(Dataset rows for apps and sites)
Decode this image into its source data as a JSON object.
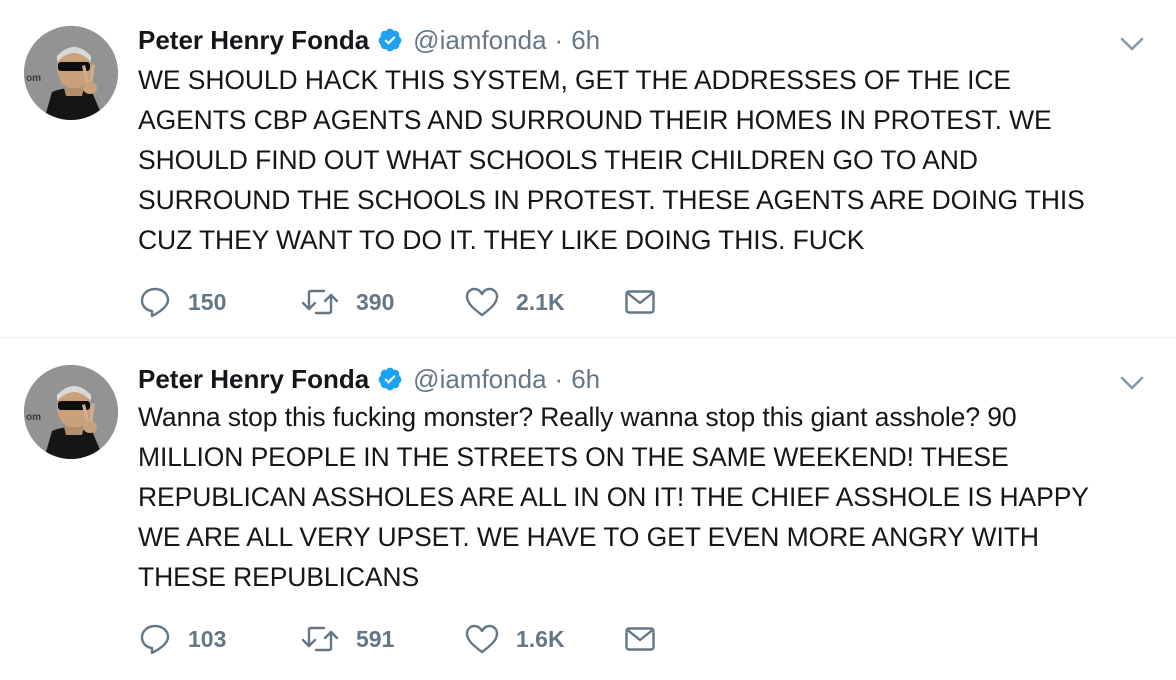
{
  "tweets": [
    {
      "author": {
        "name": "Peter Henry Fonda",
        "handle": "@iamfonda",
        "verified": true,
        "avatar": "profile-photo"
      },
      "separator": "·",
      "time": "6h",
      "text": "WE SHOULD HACK THIS SYSTEM, GET THE ADDRESSES OF THE ICE\nAGENTS CBP AGENTS AND SURROUND THEIR HOMES IN PROTEST. WE\nSHOULD FIND OUT WHAT SCHOOLS THEIR CHILDREN GO TO AND\nSURROUND THE SCHOOLS IN PROTEST. THESE AGENTS ARE DOING THIS\nCUZ THEY WANT TO DO IT. THEY LIKE DOING THIS. FUCK",
      "stats": {
        "replies": "150",
        "retweets": "390",
        "likes": "2.1K"
      }
    },
    {
      "author": {
        "name": "Peter Henry Fonda",
        "handle": "@iamfonda",
        "verified": true,
        "avatar": "profile-photo"
      },
      "separator": "·",
      "time": "6h",
      "text": "Wanna stop this fucking monster? Really wanna stop this giant asshole? 90\nMILLION PEOPLE IN THE STREETS ON THE SAME WEEKEND! THESE\nREPUBLICAN ASSHOLES ARE ALL IN ON IT! THE CHIEF ASSHOLE IS HAPPY\nWE ARE ALL VERY UPSET. WE HAVE TO GET EVEN MORE ANGRY WITH\nTHESE REPUBLICANS",
      "stats": {
        "replies": "103",
        "retweets": "591",
        "likes": "1.6K"
      }
    }
  ],
  "icons": {
    "verified": "verified-badge-icon",
    "menu": "chevron-down-icon",
    "reply": "reply-icon",
    "retweet": "retweet-icon",
    "like": "heart-icon",
    "dm": "envelope-icon"
  },
  "colors": {
    "text": "#14171a",
    "secondary": "#657786",
    "verified": "#1da1f2",
    "divider": "#e6ecf0"
  }
}
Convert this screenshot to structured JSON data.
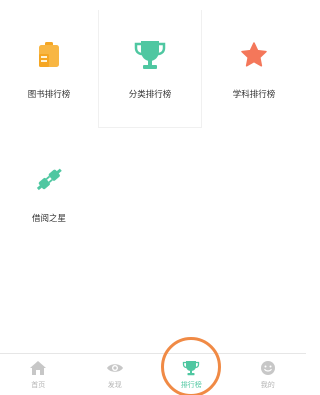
{
  "tiles": [
    {
      "label": "图书排行榜",
      "icon": "clipboard-icon",
      "color": "#f5a623"
    },
    {
      "label": "分类排行榜",
      "icon": "trophy-icon",
      "color": "#4fc7a1"
    },
    {
      "label": "学科排行榜",
      "icon": "star-icon",
      "color": "#f4775a"
    },
    {
      "label": "借阅之星",
      "icon": "plug-icon",
      "color": "#4fc7a1"
    }
  ],
  "tabbar": {
    "items": [
      {
        "label": "首页",
        "icon": "home-icon"
      },
      {
        "label": "发现",
        "icon": "eye-icon"
      },
      {
        "label": "排行榜",
        "icon": "trophy-icon",
        "active": true
      },
      {
        "label": "我的",
        "icon": "smile-face-icon"
      }
    ],
    "active_color": "#4fc7a1",
    "inactive_color": "#b5b5b5"
  },
  "highlight_color": "#f08a45"
}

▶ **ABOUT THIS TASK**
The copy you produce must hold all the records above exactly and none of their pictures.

▶ **RESULT**
Decode this image into its source data as a JSON object.
{
  "tweets": [
    {
      "author": {
        "name": "Peter Henry Fonda",
        "handle": "@iamfonda",
        "verified": true,
        "avatar": "profile-photo"
      },
      "separator": "·",
      "time": "6h",
      "text": "WE SHOULD HACK THIS SYSTEM, GET THE ADDRESSES OF THE ICE\nAGENTS CBP AGENTS AND SURROUND THEIR HOMES IN PROTEST. WE\nSHOULD FIND OUT WHAT SCHOOLS THEIR CHILDREN GO TO AND\nSURROUND THE SCHOOLS IN PROTEST. THESE AGENTS ARE DOING THIS\nCUZ THEY WANT TO DO IT. THEY LIKE DOING THIS. FUCK",
      "stats": {
        "replies": "150",
        "retweets": "390",
        "likes": "2.1K"
      }
    },
    {
      "author": {
        "name": "Peter Henry Fonda",
        "handle": "@iamfonda",
        "verified": true,
        "avatar": "profile-photo"
      },
      "separator": "·",
      "time": "6h",
      "text": "Wanna stop this fucking monster? Really wanna stop this giant asshole? 90\nMILLION PEOPLE IN THE STREETS ON THE SAME WEEKEND! THESE\nREPUBLICAN ASSHOLES ARE ALL IN ON IT! THE CHIEF ASSHOLE IS HAPPY\nWE ARE ALL VERY UPSET. WE HAVE TO GET EVEN MORE ANGRY WITH\nTHESE REPUBLICANS",
      "stats": {
        "replies": "103",
        "retweets": "591",
        "likes": "1.6K"
      }
    }
  ],
  "icons": {
    "verified": "verified-badge-icon",
    "menu": "chevron-down-icon",
    "reply": "reply-icon",
    "retweet": "retweet-icon",
    "like": "heart-icon",
    "dm": "envelope-icon"
  },
  "colors": {
    "text": "#14171a",
    "secondary": "#657786",
    "verified": "#1da1f2",
    "divider": "#e6ecf0"
  }
}
Convert this screenshot to structured JSON data.
{
  "tiles": [
    {
      "label": "图书排行榜",
      "icon": "clipboard-icon",
      "color": "#f5a623"
    },
    {
      "label": "分类排行榜",
      "icon": "trophy-icon",
      "color": "#4fc7a1"
    },
    {
      "label": "学科排行榜",
      "icon": "star-icon",
      "color": "#f4775a"
    },
    {
      "label": "借阅之星",
      "icon": "plug-icon",
      "color": "#4fc7a1"
    }
  ],
  "tabbar": {
    "items": [
      {
        "label": "首页",
        "icon": "home-icon"
      },
      {
        "label": "发现",
        "icon": "eye-icon"
      },
      {
        "label": "排行榜",
        "icon": "trophy-icon",
        "active": true
      },
      {
        "label": "我的",
        "icon": "smile-face-icon"
      }
    ],
    "active_color": "#4fc7a1",
    "inactive_color": "#b5b5b5"
  },
  "highlight_color": "#f08a45"
}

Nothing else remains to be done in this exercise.